%%
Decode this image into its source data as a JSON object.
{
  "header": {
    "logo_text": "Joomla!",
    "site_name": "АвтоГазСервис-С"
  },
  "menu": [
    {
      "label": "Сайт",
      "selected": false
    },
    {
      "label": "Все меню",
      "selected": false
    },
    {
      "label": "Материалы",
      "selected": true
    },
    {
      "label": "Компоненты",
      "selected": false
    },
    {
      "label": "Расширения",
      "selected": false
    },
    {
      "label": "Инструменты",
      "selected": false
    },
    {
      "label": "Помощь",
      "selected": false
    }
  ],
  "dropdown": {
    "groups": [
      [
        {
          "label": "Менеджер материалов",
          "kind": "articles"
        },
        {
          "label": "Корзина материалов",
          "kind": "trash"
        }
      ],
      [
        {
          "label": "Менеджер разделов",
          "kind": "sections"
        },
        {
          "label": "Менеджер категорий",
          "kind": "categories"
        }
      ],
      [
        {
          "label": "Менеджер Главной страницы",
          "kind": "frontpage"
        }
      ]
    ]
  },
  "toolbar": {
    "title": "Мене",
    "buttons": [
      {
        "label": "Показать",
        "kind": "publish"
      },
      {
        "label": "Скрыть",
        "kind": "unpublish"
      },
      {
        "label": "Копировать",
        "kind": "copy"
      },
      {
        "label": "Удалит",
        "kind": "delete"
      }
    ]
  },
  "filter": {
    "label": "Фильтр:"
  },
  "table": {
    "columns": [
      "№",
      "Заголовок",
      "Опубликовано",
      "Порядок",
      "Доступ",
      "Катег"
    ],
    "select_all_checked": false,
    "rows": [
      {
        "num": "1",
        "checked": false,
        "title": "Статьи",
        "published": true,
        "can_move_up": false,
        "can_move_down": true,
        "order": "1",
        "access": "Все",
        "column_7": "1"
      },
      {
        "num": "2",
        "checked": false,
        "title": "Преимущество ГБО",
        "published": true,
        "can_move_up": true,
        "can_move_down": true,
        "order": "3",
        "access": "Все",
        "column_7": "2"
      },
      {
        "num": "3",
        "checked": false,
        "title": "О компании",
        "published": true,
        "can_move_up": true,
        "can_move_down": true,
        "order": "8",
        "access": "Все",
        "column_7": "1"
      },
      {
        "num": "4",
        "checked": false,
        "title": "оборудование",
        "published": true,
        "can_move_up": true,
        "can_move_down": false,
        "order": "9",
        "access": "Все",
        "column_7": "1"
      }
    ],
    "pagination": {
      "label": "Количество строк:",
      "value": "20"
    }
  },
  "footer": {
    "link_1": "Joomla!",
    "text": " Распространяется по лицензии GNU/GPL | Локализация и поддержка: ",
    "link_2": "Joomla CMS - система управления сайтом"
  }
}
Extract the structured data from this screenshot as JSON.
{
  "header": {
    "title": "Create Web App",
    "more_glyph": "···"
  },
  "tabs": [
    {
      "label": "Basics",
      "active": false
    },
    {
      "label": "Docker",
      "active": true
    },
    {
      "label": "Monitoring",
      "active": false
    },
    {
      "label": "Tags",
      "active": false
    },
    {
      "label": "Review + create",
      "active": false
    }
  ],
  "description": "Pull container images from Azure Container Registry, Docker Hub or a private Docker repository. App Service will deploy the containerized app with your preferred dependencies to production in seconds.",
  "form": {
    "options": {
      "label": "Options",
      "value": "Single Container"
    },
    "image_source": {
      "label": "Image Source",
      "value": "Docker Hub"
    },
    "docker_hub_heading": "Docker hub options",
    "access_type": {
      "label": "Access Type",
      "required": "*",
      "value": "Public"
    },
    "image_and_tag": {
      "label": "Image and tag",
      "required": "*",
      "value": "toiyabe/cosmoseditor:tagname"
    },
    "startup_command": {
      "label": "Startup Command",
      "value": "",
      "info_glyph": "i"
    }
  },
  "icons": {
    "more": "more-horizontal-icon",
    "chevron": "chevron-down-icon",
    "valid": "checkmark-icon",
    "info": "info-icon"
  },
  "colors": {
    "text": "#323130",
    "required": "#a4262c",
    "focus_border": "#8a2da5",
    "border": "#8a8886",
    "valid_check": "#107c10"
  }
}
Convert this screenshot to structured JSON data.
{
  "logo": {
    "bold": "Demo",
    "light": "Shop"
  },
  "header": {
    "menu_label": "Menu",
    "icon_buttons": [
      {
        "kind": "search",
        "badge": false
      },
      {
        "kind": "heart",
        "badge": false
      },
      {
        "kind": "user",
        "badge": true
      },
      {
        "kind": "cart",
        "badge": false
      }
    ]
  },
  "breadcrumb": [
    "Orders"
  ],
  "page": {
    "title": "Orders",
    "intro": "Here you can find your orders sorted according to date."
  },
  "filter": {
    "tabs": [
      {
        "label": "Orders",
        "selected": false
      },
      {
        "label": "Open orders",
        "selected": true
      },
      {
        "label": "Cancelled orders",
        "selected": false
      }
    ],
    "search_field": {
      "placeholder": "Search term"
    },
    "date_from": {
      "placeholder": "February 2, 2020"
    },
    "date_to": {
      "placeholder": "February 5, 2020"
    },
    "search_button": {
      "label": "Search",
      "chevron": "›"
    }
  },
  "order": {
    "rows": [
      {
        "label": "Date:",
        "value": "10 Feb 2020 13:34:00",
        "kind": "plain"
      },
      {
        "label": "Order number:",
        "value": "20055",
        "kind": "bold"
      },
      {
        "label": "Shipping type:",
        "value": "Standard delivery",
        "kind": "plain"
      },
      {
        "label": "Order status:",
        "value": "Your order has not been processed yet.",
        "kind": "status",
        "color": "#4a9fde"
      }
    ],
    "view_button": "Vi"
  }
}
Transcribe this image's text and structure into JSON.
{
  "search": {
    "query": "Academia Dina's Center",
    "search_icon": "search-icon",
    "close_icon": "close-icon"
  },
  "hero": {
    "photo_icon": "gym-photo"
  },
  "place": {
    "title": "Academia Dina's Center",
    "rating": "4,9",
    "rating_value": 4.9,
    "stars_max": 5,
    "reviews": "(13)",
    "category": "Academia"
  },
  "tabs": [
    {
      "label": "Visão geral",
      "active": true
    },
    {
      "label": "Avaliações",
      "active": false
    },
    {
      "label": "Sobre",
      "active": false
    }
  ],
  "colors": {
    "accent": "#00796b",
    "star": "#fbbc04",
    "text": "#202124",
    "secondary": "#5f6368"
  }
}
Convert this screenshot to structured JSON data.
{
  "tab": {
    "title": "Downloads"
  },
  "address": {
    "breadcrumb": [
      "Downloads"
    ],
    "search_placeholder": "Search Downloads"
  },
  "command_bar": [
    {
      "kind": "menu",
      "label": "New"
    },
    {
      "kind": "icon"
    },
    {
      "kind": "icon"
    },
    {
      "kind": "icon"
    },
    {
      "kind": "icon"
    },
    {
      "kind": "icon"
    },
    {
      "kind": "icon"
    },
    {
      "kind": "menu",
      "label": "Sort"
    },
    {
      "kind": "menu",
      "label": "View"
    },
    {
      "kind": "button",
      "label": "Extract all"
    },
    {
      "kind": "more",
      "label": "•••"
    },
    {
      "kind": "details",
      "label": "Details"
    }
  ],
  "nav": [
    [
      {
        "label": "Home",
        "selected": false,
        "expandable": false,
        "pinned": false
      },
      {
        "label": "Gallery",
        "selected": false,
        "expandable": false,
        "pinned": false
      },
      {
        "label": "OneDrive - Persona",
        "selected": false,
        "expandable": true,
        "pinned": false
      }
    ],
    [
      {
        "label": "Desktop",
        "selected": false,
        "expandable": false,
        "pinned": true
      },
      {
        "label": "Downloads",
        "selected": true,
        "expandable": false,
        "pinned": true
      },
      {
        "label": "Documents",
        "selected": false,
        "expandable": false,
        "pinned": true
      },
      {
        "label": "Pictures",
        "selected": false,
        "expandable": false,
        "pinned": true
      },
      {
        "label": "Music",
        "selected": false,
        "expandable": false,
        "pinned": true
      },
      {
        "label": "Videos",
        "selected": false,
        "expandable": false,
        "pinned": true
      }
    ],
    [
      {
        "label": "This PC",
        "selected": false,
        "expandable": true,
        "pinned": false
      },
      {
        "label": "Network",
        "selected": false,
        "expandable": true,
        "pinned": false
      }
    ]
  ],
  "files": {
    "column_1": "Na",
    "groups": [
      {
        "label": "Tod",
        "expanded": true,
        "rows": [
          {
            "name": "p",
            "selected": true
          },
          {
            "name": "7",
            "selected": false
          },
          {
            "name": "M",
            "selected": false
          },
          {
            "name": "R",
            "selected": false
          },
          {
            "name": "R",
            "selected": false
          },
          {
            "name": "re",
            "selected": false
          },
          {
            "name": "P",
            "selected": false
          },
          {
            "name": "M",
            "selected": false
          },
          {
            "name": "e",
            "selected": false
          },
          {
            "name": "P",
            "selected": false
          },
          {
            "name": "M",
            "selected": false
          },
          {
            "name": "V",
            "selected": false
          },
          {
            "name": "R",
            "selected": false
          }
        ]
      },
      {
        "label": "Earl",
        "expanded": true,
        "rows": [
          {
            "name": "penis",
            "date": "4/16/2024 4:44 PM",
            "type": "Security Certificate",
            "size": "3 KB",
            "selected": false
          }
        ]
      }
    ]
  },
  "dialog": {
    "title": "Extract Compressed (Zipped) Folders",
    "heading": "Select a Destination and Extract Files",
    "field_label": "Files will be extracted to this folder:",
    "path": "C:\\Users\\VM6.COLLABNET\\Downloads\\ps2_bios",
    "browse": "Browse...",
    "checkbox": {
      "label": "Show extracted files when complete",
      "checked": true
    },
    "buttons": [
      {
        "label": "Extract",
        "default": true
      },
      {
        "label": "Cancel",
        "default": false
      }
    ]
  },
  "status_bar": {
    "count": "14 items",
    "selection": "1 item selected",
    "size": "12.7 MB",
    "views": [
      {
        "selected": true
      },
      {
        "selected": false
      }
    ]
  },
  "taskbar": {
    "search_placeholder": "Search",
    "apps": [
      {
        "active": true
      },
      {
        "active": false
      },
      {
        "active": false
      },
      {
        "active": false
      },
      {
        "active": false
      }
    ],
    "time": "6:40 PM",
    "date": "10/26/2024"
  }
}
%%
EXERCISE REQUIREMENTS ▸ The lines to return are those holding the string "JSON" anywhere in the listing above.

SOLUTION FOR THIS PROBLEM ▸
Decode this image into its source data as a JSON object.
Extract the structured data from this screenshot as JSON.
Convert this screenshot to structured JSON data.
Transcribe this image's text and structure into JSON.
Convert this screenshot to structured JSON data.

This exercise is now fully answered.